What the task requires ▸ From the data, return each line holding the word "KTBW".

[Data about app and page elements]
=== Section Start ===

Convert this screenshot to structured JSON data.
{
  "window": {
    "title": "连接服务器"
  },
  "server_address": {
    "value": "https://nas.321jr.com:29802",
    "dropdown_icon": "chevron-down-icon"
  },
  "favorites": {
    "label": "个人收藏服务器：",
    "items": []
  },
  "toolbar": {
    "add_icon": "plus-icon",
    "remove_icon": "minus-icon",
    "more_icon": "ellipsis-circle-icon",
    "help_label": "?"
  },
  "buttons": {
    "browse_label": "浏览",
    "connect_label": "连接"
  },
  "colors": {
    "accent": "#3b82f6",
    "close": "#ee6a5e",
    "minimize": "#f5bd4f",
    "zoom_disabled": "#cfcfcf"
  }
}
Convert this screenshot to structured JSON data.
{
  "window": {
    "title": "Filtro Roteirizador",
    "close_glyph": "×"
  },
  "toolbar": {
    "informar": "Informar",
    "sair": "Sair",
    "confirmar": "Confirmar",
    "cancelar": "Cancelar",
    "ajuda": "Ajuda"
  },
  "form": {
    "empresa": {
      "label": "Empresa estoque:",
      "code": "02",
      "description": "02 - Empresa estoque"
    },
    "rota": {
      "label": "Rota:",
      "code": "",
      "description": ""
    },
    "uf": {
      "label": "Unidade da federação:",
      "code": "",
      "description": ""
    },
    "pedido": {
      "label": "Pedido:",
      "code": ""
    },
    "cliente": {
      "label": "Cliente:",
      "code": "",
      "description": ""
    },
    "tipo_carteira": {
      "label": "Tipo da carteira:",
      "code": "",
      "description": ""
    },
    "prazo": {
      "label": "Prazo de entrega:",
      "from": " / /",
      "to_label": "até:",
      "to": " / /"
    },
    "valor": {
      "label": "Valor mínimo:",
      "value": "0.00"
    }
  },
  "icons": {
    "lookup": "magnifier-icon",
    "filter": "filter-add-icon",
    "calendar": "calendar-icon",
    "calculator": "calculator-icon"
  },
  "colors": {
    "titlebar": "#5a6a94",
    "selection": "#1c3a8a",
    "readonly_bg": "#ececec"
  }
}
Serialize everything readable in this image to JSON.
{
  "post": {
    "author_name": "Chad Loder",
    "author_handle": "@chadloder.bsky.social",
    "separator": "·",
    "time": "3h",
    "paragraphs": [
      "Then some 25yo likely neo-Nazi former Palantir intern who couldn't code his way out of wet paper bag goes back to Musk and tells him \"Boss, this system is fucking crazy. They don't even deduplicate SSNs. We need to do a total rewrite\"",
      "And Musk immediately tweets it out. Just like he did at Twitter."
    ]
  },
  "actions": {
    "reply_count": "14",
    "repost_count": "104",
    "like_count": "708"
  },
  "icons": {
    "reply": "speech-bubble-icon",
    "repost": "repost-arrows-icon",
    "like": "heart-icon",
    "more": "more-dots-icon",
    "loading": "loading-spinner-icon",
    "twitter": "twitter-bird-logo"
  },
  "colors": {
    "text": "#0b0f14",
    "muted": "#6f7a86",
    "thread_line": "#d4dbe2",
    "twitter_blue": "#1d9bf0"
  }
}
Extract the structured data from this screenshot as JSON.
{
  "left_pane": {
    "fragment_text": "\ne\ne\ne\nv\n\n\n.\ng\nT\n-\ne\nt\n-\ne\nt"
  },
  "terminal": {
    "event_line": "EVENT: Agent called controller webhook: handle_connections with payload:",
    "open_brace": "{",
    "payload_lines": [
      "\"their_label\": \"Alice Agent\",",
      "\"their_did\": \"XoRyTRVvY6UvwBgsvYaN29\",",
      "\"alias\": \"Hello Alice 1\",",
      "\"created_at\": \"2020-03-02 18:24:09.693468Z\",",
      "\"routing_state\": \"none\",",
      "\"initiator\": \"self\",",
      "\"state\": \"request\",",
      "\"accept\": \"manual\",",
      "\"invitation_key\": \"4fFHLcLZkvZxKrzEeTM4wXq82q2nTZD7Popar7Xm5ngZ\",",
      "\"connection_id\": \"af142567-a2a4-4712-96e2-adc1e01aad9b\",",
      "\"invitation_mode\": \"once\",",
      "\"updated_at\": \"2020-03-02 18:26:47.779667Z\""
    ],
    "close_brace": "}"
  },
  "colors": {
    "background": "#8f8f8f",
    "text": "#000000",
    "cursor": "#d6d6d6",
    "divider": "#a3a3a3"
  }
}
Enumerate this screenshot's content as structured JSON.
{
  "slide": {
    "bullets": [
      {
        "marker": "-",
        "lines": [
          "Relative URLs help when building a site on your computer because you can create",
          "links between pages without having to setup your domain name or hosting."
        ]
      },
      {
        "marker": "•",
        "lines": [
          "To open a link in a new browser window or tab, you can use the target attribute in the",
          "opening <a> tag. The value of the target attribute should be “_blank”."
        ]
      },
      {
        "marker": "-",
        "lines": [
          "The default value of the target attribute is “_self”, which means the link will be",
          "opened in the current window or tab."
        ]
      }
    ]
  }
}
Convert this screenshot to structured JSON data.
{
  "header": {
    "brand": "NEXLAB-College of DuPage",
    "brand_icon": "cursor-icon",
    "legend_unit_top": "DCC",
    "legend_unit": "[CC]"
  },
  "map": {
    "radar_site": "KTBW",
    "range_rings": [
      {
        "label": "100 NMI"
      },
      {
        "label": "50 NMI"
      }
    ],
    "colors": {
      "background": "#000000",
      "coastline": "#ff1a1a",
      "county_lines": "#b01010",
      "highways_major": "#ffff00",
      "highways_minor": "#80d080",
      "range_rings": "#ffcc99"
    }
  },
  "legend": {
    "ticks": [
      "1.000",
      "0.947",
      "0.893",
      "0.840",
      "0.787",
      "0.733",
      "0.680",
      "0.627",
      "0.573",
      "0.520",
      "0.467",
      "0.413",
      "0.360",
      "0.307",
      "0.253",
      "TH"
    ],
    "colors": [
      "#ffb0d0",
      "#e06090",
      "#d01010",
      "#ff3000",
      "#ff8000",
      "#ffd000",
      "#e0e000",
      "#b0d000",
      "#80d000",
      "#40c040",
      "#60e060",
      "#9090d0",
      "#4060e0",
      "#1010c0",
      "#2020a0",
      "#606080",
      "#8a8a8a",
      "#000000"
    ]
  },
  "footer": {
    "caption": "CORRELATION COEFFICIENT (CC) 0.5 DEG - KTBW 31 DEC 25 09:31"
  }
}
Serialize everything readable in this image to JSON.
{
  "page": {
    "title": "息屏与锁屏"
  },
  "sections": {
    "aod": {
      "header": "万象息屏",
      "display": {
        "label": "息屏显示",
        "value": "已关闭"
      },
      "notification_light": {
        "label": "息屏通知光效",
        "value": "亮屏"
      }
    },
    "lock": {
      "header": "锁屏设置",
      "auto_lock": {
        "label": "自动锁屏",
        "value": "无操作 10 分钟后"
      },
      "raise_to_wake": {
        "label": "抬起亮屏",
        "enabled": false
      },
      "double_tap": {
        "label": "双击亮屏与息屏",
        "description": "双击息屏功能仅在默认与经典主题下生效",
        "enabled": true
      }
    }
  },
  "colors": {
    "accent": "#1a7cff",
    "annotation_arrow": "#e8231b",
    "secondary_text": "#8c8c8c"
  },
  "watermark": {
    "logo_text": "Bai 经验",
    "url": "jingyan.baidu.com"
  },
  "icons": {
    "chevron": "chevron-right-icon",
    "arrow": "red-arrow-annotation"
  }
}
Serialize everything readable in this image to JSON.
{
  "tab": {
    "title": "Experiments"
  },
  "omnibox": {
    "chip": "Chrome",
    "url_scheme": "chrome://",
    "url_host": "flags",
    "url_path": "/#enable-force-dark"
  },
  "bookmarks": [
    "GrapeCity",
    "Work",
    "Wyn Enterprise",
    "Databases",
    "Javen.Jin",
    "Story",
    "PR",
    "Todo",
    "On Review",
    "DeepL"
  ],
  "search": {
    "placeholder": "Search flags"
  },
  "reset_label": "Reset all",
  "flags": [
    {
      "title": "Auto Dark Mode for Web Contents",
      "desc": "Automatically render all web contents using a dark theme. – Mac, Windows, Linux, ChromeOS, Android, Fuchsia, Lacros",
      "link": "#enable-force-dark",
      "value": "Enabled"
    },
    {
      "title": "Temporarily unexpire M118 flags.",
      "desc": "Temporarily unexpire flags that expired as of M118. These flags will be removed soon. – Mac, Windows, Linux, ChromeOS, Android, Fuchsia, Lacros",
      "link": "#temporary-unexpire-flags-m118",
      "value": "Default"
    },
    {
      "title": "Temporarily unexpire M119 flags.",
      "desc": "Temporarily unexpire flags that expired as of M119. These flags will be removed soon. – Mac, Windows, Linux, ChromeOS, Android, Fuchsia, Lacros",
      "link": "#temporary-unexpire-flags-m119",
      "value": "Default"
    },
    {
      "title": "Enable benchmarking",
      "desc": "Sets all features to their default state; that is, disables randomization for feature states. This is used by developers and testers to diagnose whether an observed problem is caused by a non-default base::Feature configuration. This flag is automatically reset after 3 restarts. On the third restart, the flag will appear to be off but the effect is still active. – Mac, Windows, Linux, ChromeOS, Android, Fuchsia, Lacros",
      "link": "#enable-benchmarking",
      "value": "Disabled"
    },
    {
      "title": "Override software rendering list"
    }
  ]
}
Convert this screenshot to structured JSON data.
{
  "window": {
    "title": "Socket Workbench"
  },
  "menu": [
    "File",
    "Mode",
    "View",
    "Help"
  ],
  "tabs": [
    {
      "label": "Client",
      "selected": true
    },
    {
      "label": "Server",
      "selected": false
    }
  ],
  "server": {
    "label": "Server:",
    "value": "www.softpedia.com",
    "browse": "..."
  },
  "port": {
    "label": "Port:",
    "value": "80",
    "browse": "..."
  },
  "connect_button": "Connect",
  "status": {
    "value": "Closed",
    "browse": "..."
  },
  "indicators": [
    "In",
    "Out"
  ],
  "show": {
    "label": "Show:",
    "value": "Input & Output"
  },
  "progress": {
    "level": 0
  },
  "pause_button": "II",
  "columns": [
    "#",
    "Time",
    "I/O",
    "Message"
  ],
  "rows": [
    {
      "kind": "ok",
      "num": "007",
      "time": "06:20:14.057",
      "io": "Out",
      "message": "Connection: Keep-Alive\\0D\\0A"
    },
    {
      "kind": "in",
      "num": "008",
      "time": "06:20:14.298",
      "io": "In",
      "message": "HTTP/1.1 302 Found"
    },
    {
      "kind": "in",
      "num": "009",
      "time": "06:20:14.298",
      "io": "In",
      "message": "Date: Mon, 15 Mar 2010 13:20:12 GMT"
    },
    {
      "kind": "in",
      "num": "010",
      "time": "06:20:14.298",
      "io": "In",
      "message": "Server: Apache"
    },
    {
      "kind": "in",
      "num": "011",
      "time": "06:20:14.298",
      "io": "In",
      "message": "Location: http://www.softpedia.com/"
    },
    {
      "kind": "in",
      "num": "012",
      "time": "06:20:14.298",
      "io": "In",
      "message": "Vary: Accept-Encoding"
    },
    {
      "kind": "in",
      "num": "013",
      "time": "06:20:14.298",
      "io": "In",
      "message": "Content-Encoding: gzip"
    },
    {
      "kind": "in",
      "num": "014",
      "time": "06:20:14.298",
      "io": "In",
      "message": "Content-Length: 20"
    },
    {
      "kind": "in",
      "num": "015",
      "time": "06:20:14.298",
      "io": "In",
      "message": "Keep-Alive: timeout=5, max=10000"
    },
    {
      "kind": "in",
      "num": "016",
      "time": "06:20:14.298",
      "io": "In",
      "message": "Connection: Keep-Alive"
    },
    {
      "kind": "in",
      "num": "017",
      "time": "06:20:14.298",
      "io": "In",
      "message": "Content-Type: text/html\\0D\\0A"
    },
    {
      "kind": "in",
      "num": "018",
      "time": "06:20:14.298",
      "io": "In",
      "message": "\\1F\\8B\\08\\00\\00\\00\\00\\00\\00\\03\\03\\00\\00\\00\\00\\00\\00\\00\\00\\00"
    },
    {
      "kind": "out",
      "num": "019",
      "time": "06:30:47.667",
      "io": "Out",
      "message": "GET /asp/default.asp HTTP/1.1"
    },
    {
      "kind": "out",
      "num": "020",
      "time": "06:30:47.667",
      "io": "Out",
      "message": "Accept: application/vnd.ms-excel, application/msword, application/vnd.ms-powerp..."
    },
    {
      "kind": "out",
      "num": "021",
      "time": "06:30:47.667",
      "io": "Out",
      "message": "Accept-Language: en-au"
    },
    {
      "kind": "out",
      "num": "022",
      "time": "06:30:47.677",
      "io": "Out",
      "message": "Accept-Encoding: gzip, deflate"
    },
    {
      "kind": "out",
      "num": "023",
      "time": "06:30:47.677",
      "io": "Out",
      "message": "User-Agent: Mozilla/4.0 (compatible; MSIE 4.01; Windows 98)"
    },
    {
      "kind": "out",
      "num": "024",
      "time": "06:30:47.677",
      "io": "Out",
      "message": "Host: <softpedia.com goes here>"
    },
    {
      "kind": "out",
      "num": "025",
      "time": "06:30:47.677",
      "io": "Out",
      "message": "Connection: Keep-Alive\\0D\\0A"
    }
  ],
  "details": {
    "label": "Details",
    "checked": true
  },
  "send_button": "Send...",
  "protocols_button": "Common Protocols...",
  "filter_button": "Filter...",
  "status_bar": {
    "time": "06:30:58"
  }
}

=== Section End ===

Exercise answer ▸
    "radar_site": "KTBW",
    "caption": "CORRELATION COEFFICIENT (CC) 0.5 DEG - KTBW 31 DEC 25 09:31"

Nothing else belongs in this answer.